Emergent & Urgent Care Module For the ABFM Certification Exam Is Now Ready

Emergent And Urgent Care
Introducing the new ABFM Emergent & Urgent Care Content-Specific Module, available to Family Medicine residents, residency programs, and practicing physicians. This module is best suited for Family Medicine physicians looking for a focused, high-yield Qbank review for ABFMs Content-Specific Modules required during the certification exam. This content is novel, and not included in Rosh Review’s main Family Medicine Qbank or mock exams.

Family Medicine programs who subscribe to Rosh Review also gain access to the Content-Specific Modules in their PD Dash. 

Categories include:

  • Resuscitation
  • Environmental 
  • Poisoning
  • Trauma
  • Exacerbation of chronic illnesses
  • Acute illnesses

Content is organized by task:

  • History and Physical 
  • Diagnostic studies 
  • Diagnosis 
  • Health maintenance 
  • Clinical intervention 
  • Clinical therapeutics 
  • Scientific concepts 

Here is an example

A 37-year-old woman is walking on a beach while vacationing in Hawaii. She is stung by a jellyfish. After removing the nematocysts, which of the following should she apply to the area of the jellyfish sting?

A. Acetic acid
B. Alcohol
C. Fresh water
D. Pressure immobilization bandaging

Answer A

Jellyfish tentacles contain from a few thousand to several billion nematocysts, which are hollowed capsules containing a tightly coiled thread immersed in venom. When the thread tubules evert, the venom is injected on the outside of the thread tube. Nematocysts are discharged onto the skin within a fraction of a second and can do so even when separated or if the organism is dead. Certain types of jellyfish, especially near Australia, can produce massive envenomation resulting in severe systemic symptoms and sometimes death as a result of cardiac asystole, usually within a few minutes. Acetic acid 5% (household vinegar) should be applied to the wound for 30 seconds to prevent further discharge of unfired nematocysts remaining on the skin. Salt water or tweezers also can be used to remove the nematocysts. Oral and topical analgesics, hot water, and ice packs are used to reduce pain. The pain is self-limiting, lasting two to three days. For prevention, a skin inhibitor cream can be applied before going in the water. It consists of a waterproof sunscreen that contains octyl methoxycinnamate and zinc oxide. While not eliminating the stings, it significantly reduced their frequency and severity.

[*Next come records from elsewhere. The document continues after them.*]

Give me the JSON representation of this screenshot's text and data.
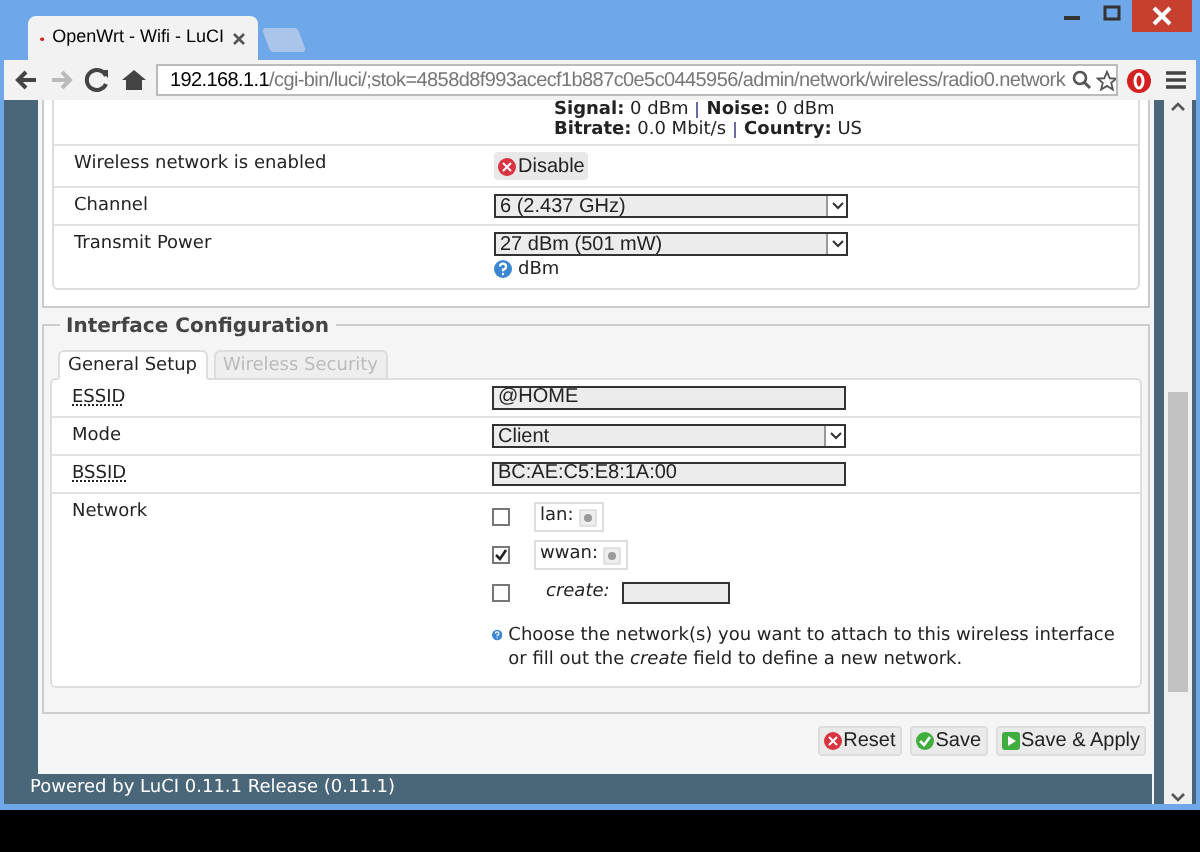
{
  "browser": {
    "tabs": [
      {
        "title": "OpenWrt - Wifi - LuCI",
        "selected": true
      }
    ],
    "address": {
      "host": "192.168.1.1",
      "path": "/cgi-bin/luci/;stok=4858d8f993acecf1b887c0e5c0445956/admin/network/wireless/radio0.network"
    }
  },
  "status": [
    [
      {
        "label": "Signal:",
        "value": "0 dBm"
      },
      {
        "label": "Noise:",
        "value": "0 dBm"
      }
    ],
    [
      {
        "label": "Bitrate:",
        "value": "0.0 Mbit/s"
      },
      {
        "label": "Country:",
        "value": "US"
      }
    ]
  ],
  "device_rows": [
    {
      "label": "Wireless network is enabled",
      "kind": "button",
      "value": "Disable"
    },
    {
      "label": "Channel",
      "kind": "select",
      "value": "6 (2.437 GHz)"
    },
    {
      "label": "Transmit Power",
      "kind": "select",
      "value": "27 dBm (501 mW)",
      "help": "dBm"
    }
  ],
  "interface": {
    "legend": "Interface Configuration",
    "tabs": [
      {
        "label": "General Setup",
        "selected": true
      },
      {
        "label": "Wireless Security",
        "selected": false
      }
    ],
    "rows": [
      {
        "label": "ESSID",
        "hint": true,
        "kind": "input",
        "value": "@HOME"
      },
      {
        "label": "Mode",
        "hint": false,
        "kind": "select",
        "value": "Client"
      },
      {
        "label": "BSSID",
        "hint": true,
        "kind": "input",
        "value": "BC:AE:C5:E8:1A:00"
      },
      {
        "label": "Network",
        "hint": false,
        "kind": "networks",
        "options": [
          {
            "label": "lan:",
            "kind": "network",
            "checked": false
          },
          {
            "label": "wwan:",
            "kind": "network",
            "checked": true
          },
          {
            "label": "create:",
            "kind": "create",
            "checked": false
          }
        ],
        "help": "Choose the network(s) you want to attach to this wireless interface or fill out the *create* field to define a new network."
      }
    ]
  },
  "actions": [
    {
      "label": "Reset",
      "kind": "reset"
    },
    {
      "label": "Save",
      "kind": "save"
    },
    {
      "label": "Save & Apply",
      "kind": "apply"
    }
  ],
  "footer": "Powered by LuCI 0.11.1 Release (0.11.1)"
}
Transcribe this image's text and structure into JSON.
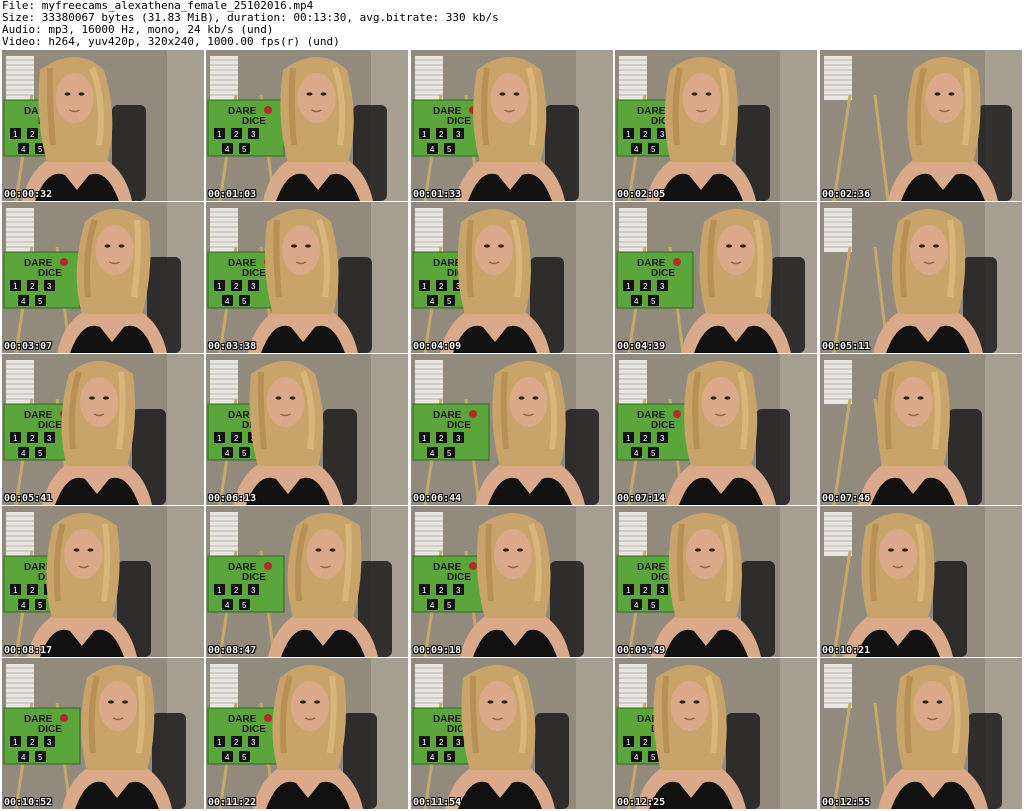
{
  "header": {
    "file": "File: myfreecams_alexathena_female_25102016.mp4",
    "size": "Size: 33380067 bytes (31.83 MiB), duration: 00:13:30, avg.bitrate: 330 kb/s",
    "audio": "Audio: mp3, 16000 Hz, mono, 24 kb/s (und)",
    "video": "Video: h264, yuv420p, 320x240, 1000.00 fps(r) (und)"
  },
  "board_text": {
    "dare": "DARE",
    "dice": "DICE",
    "nums": [
      "1",
      "2",
      "3",
      "4",
      "5"
    ]
  },
  "thumbnails": [
    {
      "time": "00:00:32"
    },
    {
      "time": "00:01:03"
    },
    {
      "time": "00:01:33"
    },
    {
      "time": "00:02:05"
    },
    {
      "time": "00:02:36"
    },
    {
      "time": "00:03:07"
    },
    {
      "time": "00:03:38"
    },
    {
      "time": "00:04:09"
    },
    {
      "time": "00:04:39"
    },
    {
      "time": "00:05:11"
    },
    {
      "time": "00:05:41"
    },
    {
      "time": "00:06:13"
    },
    {
      "time": "00:06:44"
    },
    {
      "time": "00:07:14"
    },
    {
      "time": "00:07:46"
    },
    {
      "time": "00:08:17"
    },
    {
      "time": "00:08:47"
    },
    {
      "time": "00:09:18"
    },
    {
      "time": "00:09:49"
    },
    {
      "time": "00:10:21"
    },
    {
      "time": "00:10:52"
    },
    {
      "time": "00:11:22"
    },
    {
      "time": "00:11:54"
    },
    {
      "time": "00:12:25"
    },
    {
      "time": "00:12:55"
    }
  ],
  "colors": {
    "wall": "#8a8478",
    "board": "#5aa63a",
    "hair": "#c9a46a",
    "skin": "#d9a98a",
    "top": "#111111",
    "timestamp": "#ffffff"
  }
}
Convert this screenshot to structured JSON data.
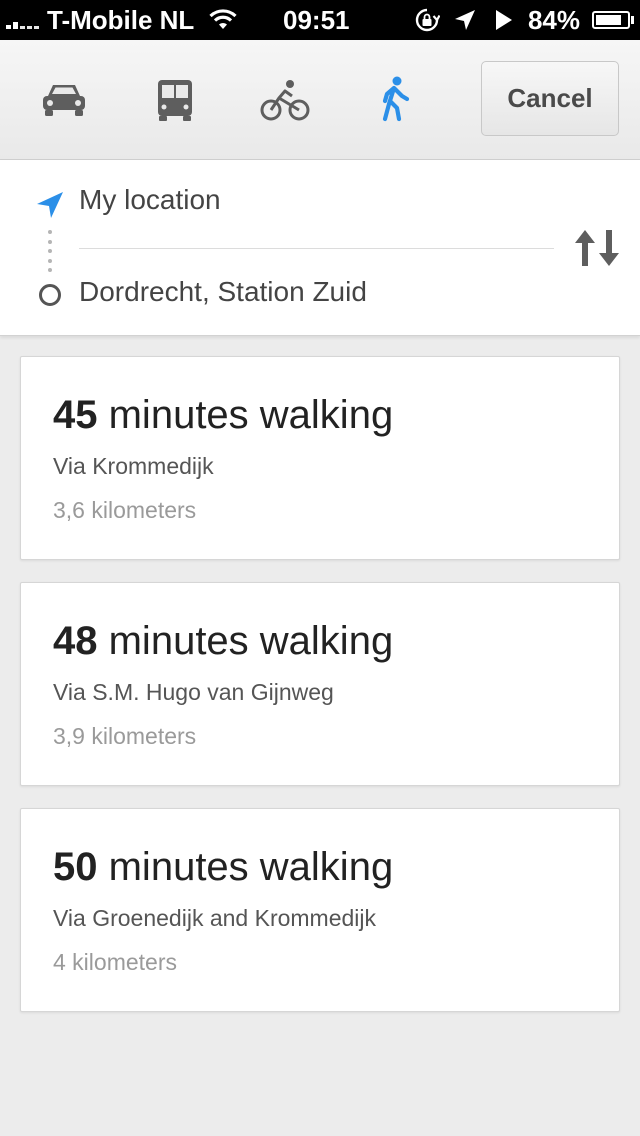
{
  "status_bar": {
    "carrier": "T-Mobile NL",
    "time": "09:51",
    "battery_percent": "84%",
    "battery_level": 0.84,
    "icons": [
      "signal-icon",
      "wifi-icon",
      "rotation-lock-icon",
      "location-arrow-icon",
      "play-icon",
      "battery-icon"
    ]
  },
  "toolbar": {
    "modes": [
      {
        "name": "driving",
        "icon": "car-icon",
        "selected": false
      },
      {
        "name": "transit",
        "icon": "bus-icon",
        "selected": false
      },
      {
        "name": "cycling",
        "icon": "bicycle-icon",
        "selected": false
      },
      {
        "name": "walking",
        "icon": "walking-icon",
        "selected": true
      }
    ],
    "cancel_label": "Cancel"
  },
  "route": {
    "from": "My location",
    "to": "Dordrecht, Station Zuid",
    "icons": [
      "navigation-arrow-icon",
      "destination-circle-icon",
      "swap-icon"
    ]
  },
  "results": [
    {
      "minutes": "45",
      "suffix": " minutes walking",
      "via": "Via Krommedijk",
      "distance": "3,6 kilometers"
    },
    {
      "minutes": "48",
      "suffix": " minutes walking",
      "via": "Via S.M. Hugo van Gijnweg",
      "distance": "3,9 kilometers"
    },
    {
      "minutes": "50",
      "suffix": " minutes walking",
      "via": "Via Groenedijk and Krommedijk",
      "distance": "4 kilometers"
    }
  ],
  "colors": {
    "accent_blue": "#2b8fe8",
    "icon_gray": "#5e5e5e",
    "status_bar_bg": "#000000",
    "page_bg": "#ececec"
  }
}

Full-body diving suits are almost totally effective in preventing all jellyfish stings.

Discharge of the jellyfish venom is triggered by mechanical stimuli (such as skin rubbing or tentacle traction) and sudden increase in the osmotic pressure of the capsular fluid. Therefore, alcohol (B), fresh water (C), and pressure immobilization bandaging (D) should be avoided, as these treatments could massively discharge additional venom from the remaining nematocysts. Other solutions such as urine and rubbing with sand should be avoided for the same reason.

One Step Further question:
For which deadly jellyfish stings is antivenom available?

Answer:
Box jellyfish, found in the Indo-Pacific region and northern Australia.


Since these categories and tasks are integrated into our improved performance and feedback page, you have access to robust data to help you fine-tune your studying and resources to help increase your Family Medicine Certification Exam score by 100 points

Or visit the main Family Medicine Qbank page to learn about our ABFM Certification Qbank

Study on…
The Rosh Review Team

A bolus of confidence. A lifetime of knowledge.


Comments (0)